• Problem details:
In the data that follows, count every line holding the string "Procedure" and give the count alone.

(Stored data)
☆ ☆ ☆ ☆ ☆
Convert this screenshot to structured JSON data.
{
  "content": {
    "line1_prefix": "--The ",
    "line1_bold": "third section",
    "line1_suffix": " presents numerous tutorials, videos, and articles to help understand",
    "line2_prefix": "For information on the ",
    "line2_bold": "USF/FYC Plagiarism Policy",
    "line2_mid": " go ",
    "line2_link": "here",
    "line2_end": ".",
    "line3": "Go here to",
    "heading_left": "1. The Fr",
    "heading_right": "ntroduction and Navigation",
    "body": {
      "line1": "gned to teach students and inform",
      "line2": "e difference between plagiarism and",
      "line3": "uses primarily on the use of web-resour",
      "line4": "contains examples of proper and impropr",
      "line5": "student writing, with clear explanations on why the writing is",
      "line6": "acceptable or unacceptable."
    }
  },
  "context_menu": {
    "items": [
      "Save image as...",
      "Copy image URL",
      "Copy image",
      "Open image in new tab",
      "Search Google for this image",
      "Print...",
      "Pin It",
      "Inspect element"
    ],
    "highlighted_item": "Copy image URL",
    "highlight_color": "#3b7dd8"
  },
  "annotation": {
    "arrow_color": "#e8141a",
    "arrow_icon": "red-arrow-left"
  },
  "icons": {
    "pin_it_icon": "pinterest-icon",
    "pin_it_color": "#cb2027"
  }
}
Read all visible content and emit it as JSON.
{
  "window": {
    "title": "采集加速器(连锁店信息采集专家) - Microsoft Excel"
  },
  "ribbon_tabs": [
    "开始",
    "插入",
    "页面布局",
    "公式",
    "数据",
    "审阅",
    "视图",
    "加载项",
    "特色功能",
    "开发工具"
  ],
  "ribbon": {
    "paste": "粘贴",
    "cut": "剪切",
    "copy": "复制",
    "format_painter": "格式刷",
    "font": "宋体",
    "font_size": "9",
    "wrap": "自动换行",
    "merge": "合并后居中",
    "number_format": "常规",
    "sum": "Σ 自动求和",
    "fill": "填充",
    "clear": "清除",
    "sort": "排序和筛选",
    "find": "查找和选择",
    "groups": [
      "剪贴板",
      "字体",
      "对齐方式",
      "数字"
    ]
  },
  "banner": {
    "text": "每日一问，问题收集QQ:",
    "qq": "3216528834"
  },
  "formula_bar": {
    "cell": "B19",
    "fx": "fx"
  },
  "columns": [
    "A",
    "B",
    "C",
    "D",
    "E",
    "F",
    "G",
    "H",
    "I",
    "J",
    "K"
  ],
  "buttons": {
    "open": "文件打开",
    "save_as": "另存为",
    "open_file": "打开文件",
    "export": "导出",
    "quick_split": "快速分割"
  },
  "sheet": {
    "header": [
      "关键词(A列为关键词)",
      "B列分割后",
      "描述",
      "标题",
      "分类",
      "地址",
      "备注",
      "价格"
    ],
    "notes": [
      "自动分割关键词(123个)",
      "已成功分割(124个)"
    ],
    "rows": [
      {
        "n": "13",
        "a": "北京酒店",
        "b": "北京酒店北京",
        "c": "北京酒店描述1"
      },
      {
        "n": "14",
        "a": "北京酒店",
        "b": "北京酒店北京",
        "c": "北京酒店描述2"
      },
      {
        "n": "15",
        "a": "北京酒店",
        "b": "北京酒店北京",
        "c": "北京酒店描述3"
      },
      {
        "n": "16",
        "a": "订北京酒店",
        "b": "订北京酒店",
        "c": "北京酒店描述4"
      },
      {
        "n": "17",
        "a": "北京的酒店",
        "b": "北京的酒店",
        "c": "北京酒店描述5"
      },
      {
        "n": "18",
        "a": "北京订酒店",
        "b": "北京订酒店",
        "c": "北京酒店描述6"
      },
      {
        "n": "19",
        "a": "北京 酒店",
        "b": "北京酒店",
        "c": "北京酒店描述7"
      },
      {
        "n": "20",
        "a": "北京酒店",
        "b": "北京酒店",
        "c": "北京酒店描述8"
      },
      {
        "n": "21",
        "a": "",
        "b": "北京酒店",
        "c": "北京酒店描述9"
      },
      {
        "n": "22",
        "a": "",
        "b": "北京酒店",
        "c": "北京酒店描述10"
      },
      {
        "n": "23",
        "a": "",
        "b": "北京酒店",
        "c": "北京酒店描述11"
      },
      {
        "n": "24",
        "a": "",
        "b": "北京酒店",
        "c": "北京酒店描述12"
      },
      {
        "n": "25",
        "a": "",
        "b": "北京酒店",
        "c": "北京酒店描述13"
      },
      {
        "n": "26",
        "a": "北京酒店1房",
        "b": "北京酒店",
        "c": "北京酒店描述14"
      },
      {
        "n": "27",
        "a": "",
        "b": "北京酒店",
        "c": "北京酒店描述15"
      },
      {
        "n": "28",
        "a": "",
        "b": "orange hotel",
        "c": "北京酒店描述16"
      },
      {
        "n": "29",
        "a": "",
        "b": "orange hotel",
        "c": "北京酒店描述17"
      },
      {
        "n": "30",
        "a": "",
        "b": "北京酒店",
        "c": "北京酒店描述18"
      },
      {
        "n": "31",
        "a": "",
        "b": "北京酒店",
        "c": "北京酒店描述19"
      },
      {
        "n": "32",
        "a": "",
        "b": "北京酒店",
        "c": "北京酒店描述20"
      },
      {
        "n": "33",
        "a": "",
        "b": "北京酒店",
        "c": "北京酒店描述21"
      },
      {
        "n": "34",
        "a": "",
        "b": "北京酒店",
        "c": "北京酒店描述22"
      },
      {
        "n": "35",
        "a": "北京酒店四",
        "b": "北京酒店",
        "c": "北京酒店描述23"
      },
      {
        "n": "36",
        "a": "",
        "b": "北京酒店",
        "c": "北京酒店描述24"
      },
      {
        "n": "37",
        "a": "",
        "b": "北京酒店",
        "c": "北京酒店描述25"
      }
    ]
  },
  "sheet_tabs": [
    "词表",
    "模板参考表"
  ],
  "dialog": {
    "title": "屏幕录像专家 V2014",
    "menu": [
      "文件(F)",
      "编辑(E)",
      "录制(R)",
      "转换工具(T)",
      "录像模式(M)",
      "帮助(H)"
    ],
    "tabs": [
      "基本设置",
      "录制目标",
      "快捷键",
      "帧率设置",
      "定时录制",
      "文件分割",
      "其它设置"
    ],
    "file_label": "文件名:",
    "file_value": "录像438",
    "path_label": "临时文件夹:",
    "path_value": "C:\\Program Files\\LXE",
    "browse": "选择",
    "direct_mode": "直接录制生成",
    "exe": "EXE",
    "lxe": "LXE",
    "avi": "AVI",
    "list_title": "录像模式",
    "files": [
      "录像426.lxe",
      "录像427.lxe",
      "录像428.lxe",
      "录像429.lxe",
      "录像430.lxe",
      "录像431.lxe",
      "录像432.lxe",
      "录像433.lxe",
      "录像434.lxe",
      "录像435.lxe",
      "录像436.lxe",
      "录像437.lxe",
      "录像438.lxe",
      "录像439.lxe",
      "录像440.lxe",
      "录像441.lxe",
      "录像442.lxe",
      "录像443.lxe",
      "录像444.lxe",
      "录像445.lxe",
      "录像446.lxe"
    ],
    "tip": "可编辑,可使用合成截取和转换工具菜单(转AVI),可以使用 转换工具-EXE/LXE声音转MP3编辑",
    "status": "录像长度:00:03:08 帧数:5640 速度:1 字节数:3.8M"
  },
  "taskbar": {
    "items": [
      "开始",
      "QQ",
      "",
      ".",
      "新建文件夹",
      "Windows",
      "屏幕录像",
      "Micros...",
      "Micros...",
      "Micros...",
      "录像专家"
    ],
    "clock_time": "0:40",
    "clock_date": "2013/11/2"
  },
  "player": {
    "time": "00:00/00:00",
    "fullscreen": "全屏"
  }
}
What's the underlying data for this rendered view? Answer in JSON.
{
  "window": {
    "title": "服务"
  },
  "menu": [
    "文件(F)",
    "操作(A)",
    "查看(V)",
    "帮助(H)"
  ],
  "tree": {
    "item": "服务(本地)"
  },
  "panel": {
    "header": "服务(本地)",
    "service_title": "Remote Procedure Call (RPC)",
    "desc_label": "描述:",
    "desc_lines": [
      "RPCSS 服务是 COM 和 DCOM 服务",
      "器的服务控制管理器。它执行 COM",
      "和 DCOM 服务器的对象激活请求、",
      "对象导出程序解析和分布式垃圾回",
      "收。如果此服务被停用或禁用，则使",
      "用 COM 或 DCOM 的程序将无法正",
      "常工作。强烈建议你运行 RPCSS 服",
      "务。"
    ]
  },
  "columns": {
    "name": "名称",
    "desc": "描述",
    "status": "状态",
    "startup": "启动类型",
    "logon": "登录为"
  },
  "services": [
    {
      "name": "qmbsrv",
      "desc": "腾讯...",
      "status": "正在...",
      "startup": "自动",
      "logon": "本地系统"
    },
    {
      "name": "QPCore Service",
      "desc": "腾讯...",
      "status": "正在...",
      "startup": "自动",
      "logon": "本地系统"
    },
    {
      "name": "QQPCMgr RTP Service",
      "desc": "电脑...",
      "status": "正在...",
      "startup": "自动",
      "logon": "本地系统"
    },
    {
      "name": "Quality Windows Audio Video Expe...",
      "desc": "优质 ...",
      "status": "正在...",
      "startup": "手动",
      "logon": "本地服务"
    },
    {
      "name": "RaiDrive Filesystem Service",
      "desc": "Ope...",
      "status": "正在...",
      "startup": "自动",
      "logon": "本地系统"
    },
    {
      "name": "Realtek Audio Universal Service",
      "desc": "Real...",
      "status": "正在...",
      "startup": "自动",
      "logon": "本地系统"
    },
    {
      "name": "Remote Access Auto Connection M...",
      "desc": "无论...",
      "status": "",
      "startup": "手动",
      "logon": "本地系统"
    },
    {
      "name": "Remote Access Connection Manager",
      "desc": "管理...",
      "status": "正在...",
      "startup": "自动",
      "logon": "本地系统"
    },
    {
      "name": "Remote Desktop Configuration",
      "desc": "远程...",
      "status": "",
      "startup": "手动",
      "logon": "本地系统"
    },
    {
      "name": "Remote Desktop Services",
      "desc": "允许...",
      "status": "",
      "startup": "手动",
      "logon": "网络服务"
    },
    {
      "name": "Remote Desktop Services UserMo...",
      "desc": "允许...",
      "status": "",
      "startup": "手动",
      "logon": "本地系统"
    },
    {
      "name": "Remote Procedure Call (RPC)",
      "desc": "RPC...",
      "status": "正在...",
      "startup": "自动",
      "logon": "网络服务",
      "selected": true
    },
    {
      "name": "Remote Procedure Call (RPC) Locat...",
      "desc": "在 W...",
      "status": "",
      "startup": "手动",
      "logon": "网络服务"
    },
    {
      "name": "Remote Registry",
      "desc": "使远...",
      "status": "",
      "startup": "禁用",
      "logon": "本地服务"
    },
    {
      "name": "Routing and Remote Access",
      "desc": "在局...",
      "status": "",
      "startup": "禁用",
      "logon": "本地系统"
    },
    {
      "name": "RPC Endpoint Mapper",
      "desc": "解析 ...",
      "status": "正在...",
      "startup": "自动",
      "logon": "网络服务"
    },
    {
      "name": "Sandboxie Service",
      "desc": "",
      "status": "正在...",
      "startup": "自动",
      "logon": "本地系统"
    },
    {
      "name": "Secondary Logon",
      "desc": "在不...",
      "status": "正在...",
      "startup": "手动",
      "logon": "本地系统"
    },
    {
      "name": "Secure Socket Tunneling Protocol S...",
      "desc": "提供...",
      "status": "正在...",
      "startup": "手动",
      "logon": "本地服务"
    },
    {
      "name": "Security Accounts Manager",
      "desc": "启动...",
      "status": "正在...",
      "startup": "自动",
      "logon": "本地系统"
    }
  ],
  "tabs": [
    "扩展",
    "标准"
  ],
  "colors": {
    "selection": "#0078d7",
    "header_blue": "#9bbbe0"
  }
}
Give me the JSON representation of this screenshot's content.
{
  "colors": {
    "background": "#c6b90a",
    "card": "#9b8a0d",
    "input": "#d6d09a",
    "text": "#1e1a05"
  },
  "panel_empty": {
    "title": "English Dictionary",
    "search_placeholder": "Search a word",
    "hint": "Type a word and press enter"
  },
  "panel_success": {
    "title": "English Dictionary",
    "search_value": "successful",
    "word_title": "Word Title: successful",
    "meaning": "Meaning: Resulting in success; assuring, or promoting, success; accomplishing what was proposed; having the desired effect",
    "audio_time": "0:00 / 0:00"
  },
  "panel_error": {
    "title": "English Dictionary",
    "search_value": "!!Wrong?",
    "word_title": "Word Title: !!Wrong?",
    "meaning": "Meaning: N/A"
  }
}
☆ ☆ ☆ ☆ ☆
• Solution to this exercise:
3